* **Task directions**: Every line below containing the word "name" should be found and copied.

Stored data
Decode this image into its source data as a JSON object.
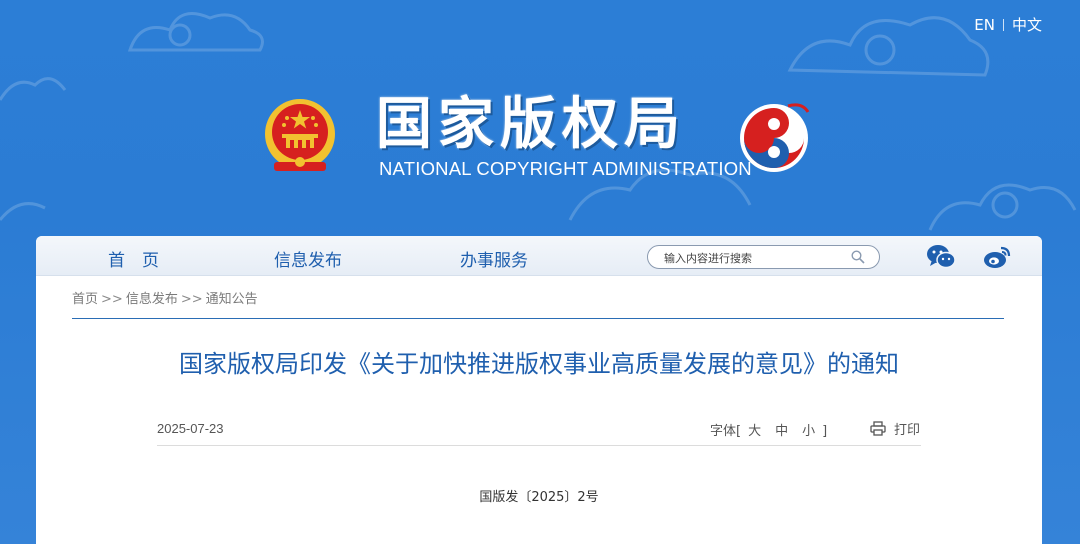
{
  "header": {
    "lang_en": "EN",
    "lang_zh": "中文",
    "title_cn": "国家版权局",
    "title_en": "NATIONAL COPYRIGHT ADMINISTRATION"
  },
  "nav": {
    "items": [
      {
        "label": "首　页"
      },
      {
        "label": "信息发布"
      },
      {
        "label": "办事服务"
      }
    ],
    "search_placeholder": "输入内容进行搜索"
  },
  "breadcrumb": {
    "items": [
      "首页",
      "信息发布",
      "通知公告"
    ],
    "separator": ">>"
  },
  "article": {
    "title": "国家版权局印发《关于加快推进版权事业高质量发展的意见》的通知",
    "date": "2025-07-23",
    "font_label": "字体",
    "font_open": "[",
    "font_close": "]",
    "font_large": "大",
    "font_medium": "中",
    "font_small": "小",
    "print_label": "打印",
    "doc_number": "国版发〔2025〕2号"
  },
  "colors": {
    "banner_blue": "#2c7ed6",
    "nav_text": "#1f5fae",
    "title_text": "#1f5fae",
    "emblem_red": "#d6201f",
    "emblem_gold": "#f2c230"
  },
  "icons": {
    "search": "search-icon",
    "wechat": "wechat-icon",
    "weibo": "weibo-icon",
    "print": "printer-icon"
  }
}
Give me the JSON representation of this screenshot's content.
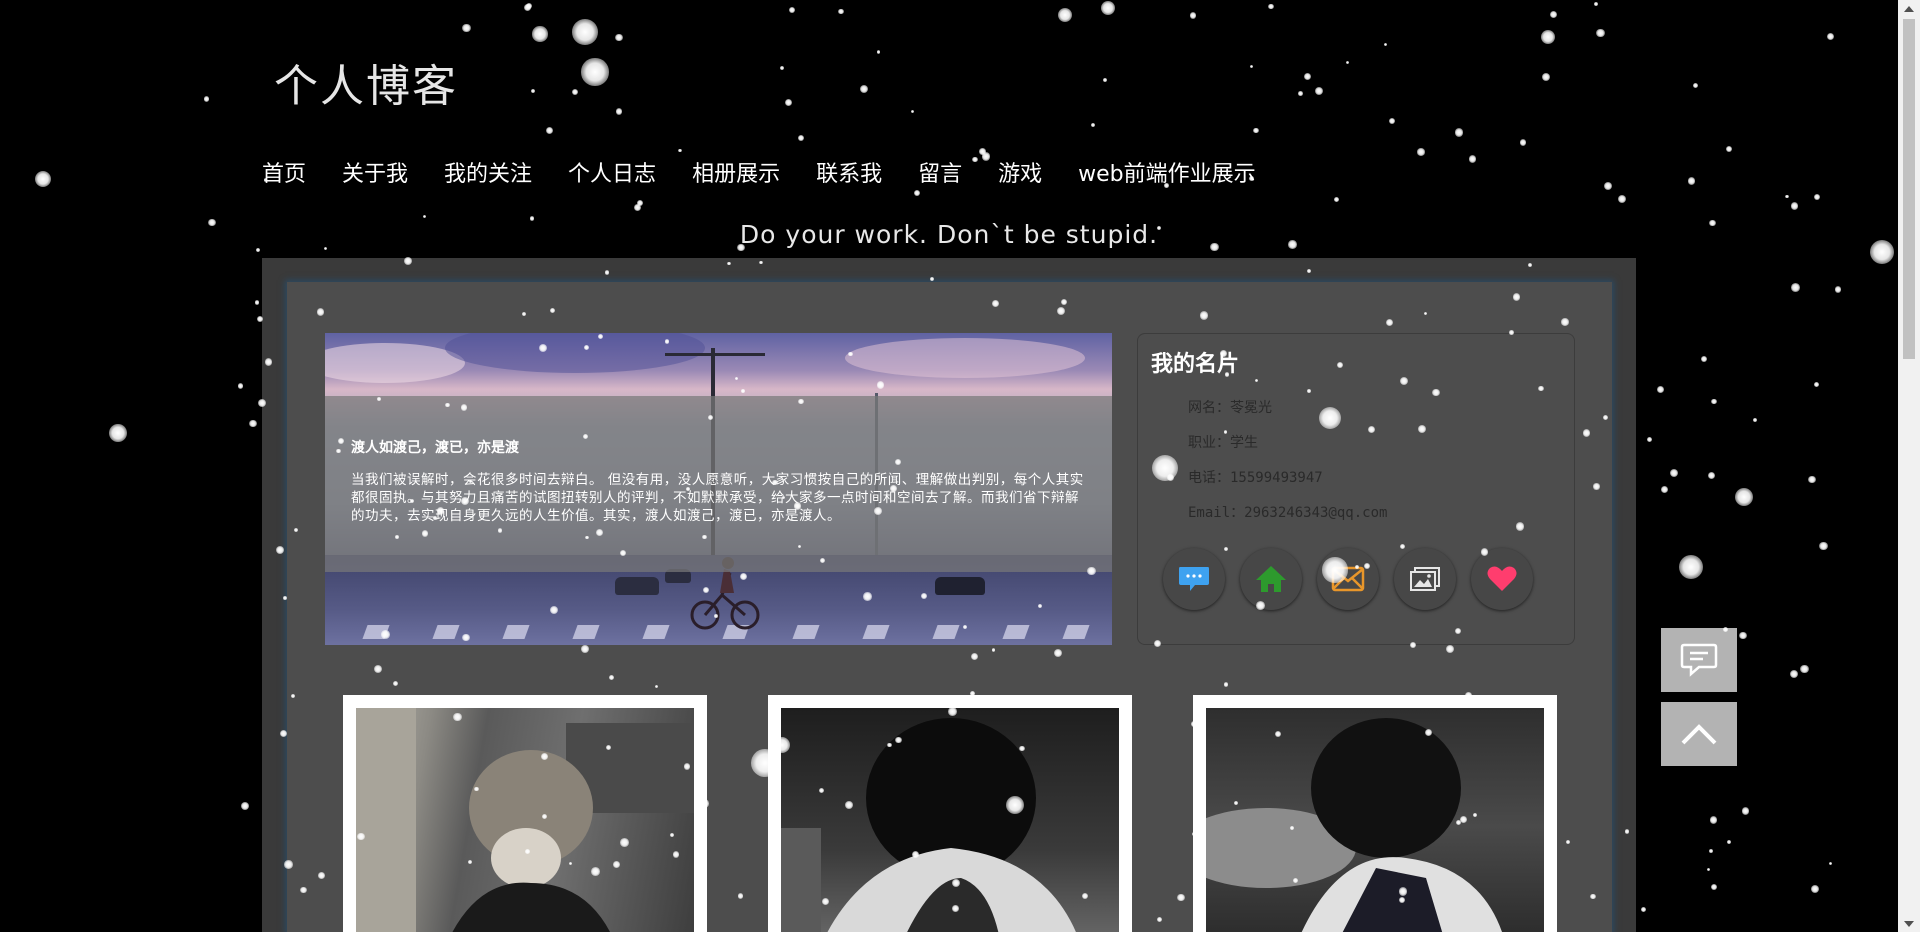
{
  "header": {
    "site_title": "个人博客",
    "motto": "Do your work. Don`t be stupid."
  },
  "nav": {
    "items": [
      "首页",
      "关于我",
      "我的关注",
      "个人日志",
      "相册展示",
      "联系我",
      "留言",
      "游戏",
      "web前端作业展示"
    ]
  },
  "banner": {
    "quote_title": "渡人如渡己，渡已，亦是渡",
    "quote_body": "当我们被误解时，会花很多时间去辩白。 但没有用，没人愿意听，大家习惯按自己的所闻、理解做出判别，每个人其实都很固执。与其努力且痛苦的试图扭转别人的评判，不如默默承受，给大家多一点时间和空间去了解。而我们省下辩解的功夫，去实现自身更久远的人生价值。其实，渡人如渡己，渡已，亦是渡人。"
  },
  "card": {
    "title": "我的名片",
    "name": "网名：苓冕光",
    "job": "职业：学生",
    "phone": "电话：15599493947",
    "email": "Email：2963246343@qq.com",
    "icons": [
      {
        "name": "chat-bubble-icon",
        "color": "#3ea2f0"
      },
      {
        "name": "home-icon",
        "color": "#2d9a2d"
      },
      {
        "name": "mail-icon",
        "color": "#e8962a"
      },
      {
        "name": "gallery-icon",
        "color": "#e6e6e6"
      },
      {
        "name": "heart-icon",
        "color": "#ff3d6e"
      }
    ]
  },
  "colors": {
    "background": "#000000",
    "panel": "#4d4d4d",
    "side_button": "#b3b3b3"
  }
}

* **Response to this exercise**:
    "name": "网名：苓冕光",
        "name": "chat-bubble-icon",
        "name": "home-icon",
        "name": "mail-icon",
        "name": "gallery-icon",
        "name": "heart-icon",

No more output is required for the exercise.